He, too, is an unpaid volunteer. Last I checked, linux-kernel wasn't a client of Real-Time
Remedies Inc, and this seems to have occurred while hobby-hacking on his empeg devices. Once
upon a time, that was an unthinkable distinction -- we were all unpaid volunteers. In this
case, it would be preferable for you to blow that suggestion out of some other orifice. This
is not a corporate "do our work for us" request, this is hacker-to-hacker.
Your following comment is dangerously akin to suggesting that he got what he deserved for
running an unreleased kernel, and that his laziness is the root of the problem.
In the thread process, it is quite obvious that he did test a wide range of kernels (i.e.
2.6.11-2.6.24), and that he did observe the mass number of commit changes around the relevant
close() code in the networking stack. He also provided excellent troubleshooting of the
problem, tracing the error down to exactly what happened (i.e. premature reset of the
connection on close()).
Once bisect was suggested, <http://thread.gmane.org/gmane.linux.kernel/663422>, it became the
solution.
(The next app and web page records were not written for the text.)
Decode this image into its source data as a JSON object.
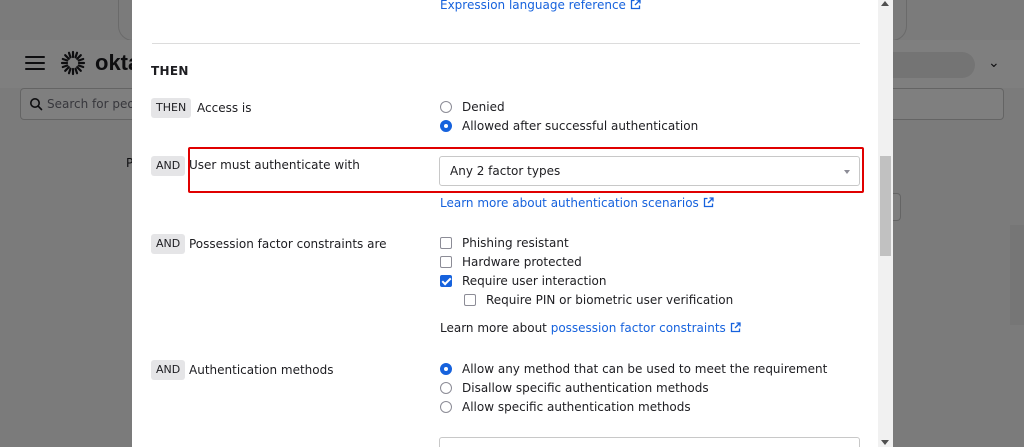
{
  "background": {
    "logo_text": "okta",
    "search_placeholder": "Search for peop",
    "tab_letter": "P"
  },
  "modal": {
    "expression_link": "Expression language reference",
    "section_title": "THEN",
    "rows": {
      "access": {
        "tag": "THEN",
        "label": "Access is",
        "options": [
          "Denied",
          "Allowed after successful authentication"
        ],
        "selected": "Allowed after successful authentication"
      },
      "authenticate": {
        "tag": "AND",
        "label": "User must authenticate with",
        "select_value": "Any 2 factor types",
        "learn_more_link": "Learn more about authentication scenarios"
      },
      "possession": {
        "tag": "AND",
        "label": "Possession factor constraints are",
        "options": [
          "Phishing resistant",
          "Hardware protected",
          "Require user interaction"
        ],
        "checked": [
          "Require user interaction"
        ],
        "sub_option": "Require PIN or biometric user verification",
        "learn_more_prefix": "Learn more about",
        "learn_more_link": "possession factor constraints"
      },
      "methods": {
        "tag": "AND",
        "label": "Authentication methods",
        "options": [
          "Allow any method that can be used to meet the requirement",
          "Disallow specific authentication methods",
          "Allow specific authentication methods"
        ],
        "selected": "Allow any method that can be used to meet the requirement"
      }
    }
  },
  "colors": {
    "link": "#1662dd",
    "highlight": "#e00000",
    "tag_bg": "#e5e5e7"
  }
}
Nobody had an answer off the top of their heads -- or informed Mark that the
relevant developer was asleep -- and it became "here, find the rest of the information and
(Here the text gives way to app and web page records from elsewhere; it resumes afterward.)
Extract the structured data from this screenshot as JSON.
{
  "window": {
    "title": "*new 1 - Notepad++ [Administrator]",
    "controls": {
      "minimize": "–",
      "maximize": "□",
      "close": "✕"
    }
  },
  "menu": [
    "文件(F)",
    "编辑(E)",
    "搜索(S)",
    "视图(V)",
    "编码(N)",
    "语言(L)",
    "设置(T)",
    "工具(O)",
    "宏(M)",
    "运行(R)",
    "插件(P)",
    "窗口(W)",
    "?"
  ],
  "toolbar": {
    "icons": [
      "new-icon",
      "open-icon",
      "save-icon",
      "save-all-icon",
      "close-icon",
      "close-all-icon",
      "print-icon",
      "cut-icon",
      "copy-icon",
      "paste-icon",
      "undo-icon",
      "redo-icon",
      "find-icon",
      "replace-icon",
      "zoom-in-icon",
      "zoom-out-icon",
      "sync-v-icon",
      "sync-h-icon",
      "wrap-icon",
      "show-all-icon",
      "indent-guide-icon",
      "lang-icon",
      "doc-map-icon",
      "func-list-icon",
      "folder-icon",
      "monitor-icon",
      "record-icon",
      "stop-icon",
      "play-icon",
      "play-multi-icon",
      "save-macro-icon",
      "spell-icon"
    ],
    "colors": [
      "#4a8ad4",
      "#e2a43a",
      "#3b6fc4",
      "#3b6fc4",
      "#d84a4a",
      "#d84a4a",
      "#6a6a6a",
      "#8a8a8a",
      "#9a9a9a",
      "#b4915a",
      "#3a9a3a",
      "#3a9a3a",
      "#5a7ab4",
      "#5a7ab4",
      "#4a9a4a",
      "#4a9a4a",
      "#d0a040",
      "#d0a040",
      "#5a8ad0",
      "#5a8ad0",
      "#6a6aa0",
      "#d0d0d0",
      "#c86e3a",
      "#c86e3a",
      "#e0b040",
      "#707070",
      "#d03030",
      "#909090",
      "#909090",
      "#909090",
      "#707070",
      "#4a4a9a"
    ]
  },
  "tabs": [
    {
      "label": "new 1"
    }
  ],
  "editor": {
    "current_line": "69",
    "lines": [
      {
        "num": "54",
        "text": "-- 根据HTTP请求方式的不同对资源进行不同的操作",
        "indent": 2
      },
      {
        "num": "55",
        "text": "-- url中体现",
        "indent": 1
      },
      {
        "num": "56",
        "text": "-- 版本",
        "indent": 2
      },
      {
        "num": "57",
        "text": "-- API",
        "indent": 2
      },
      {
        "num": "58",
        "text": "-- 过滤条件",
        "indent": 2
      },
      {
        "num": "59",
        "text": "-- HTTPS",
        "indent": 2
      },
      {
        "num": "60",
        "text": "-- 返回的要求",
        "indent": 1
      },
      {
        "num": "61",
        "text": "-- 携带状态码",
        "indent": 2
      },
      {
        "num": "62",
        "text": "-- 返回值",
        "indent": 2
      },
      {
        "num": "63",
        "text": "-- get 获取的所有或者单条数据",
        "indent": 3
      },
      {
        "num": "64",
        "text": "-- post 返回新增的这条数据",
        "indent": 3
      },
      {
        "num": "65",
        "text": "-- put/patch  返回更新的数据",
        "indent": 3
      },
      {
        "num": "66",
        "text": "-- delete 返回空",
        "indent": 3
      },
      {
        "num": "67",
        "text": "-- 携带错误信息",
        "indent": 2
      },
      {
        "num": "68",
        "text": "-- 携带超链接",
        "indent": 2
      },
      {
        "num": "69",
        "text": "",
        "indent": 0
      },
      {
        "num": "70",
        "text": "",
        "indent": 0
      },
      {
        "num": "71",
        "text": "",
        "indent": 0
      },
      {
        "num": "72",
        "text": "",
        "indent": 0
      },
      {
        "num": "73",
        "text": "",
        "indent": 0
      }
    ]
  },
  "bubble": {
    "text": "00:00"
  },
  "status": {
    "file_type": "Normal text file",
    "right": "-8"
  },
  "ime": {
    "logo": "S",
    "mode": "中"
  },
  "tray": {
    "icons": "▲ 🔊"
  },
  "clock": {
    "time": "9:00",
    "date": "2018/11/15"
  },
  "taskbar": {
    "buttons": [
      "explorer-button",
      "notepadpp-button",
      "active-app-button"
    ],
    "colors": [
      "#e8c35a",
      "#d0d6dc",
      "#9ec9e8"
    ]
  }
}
give it to us." Thus the argument about bug reporting being a two-way street, and the
suggestion that Mark expected it to be a one-way street -- ignoring the work he had done
already to report the bug in a very thorough manner. From here, the flamewar threshold was
crossed in short order.
Having the time is the issue. Assuming the timestamps are valid for estimation purpose, the
report was filed at 6:56, and his "If I had the time right now, maybe." comment was at 21:05.
Between, he posted four times, each with more information from his bug-tracking work. That's a
lot of work product.
Be careful about your assumptions when you make off-the-cuff remarks like that. Mark's
response was strong, but not unjustified. This is the way the community has worked in the
past, and the impression he got of "(shrug) Dunno, go bisect." is not hard to see.